Take a break from the mundane and explore a new culture, new people, new food, new languages, and new places to go and see. Give the adventurous spirit that has been hiding behind a wall of complacency a good nudge and tell it to pack its bags!
There’s nothing like waking up in the morning and knowing that everything you will do that day will be something that you have never done before. If this is a feeling you haven’t experienced in years, it’s time to remind yourself what a heart racing with excitement feels like as it pounds against your chest.
Gain perspective on your life, remember the joy of being alive, and be prepare to return to your career as a more satisfied and fulfilled person.
4 – Do your part to end the crisis
Because of the globalization of markets, the financial chaos of rich countries trickles inevitably into any others involved in global trade. The President of the World Bank, Robert Zoellick, has said that the current crisis has the potential to reverse the previous decade’s trend of poverty relief and in fact push up to 90 million people back into extreme poverty.
Fortunately, the reverse is also true according to a 2008 World Bank report; progress in developing economies can positively impact world growth potential even as some of the most powerful countries scramble to get their acts together.
If developed nations want to help themselves, they have to help others. You can contribute to this effort by participating in meaningful projects that expand the educational, medical and financial resources of a developing country.

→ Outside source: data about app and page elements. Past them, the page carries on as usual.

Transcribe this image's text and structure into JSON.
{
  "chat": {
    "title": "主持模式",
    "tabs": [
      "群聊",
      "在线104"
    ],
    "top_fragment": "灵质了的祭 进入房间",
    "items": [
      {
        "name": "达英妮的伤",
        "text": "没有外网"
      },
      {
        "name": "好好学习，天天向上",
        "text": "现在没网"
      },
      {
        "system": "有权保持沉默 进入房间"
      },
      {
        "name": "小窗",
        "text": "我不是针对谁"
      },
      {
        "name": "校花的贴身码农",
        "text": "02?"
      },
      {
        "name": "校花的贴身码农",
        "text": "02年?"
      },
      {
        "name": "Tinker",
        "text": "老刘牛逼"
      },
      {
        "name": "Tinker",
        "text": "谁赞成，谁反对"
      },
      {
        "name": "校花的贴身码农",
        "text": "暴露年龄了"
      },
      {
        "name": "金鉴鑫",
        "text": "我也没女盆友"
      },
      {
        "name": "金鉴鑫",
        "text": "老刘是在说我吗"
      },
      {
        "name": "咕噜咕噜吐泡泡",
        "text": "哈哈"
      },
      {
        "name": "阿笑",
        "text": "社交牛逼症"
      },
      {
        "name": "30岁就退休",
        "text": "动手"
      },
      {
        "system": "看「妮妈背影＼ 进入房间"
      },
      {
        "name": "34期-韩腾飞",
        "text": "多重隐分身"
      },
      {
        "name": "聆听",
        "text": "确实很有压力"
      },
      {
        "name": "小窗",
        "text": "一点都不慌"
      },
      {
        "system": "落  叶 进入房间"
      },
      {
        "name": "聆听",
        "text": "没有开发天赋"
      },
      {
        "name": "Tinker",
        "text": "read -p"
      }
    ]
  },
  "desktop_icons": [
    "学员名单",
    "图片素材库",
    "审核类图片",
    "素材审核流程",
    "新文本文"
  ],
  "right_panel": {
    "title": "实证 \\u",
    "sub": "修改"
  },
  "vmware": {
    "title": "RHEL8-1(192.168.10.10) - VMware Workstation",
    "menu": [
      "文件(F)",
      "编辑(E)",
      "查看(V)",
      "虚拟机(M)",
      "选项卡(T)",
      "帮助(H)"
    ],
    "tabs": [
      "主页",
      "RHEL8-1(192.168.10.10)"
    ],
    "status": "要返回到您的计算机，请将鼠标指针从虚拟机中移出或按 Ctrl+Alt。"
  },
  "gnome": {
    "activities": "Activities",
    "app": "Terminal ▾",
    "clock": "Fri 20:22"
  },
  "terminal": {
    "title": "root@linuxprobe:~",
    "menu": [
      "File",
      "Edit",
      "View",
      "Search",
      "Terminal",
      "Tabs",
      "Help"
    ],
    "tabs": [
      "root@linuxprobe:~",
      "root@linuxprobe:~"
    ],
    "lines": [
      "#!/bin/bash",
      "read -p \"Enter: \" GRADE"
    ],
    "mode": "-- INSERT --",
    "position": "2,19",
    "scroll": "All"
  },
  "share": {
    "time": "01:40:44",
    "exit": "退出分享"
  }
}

Your contributions to others are ultimately a contribution to your own well-being; jobs are not going to start appearing again until there is enough cash circulating the globe to create them. You will also be working to prevent continued market crashes by promoting the entrance of more strong economies into the global arena, thereby altering the current balance of power and ensuring greater financial sustainability in the future.
5 – Reassess your priorities with your friends and family
If what’s holding you back from taking the leap is a commitment to all the people in your life, why not take them with you?
You are not the only one who could stand to learn about the value of serving others. Your children, your parents, your significant other, your best friend, your estranged basement-dwelling cousin—bring them all! Whether you go for summer break or get the kids out of public education for a year, the experience will be extremely beneficial for everyone you include.
Also, getting involved in a project as a family will strengthen your bonds, as well as give you a guaranteed perfect holiday picture that saves you the cost of a photo studio and matching green and red outfits.
Humanity has spent decades prioritizing wealth and power at the expense of relationships and charity. If there is one thing that a financial crisis it actually good for, it’s a reordering of the hierarchy of society’s values and the purging of apathy. Do this with the people you love and they will thank you for it.
All photos by Alix Farr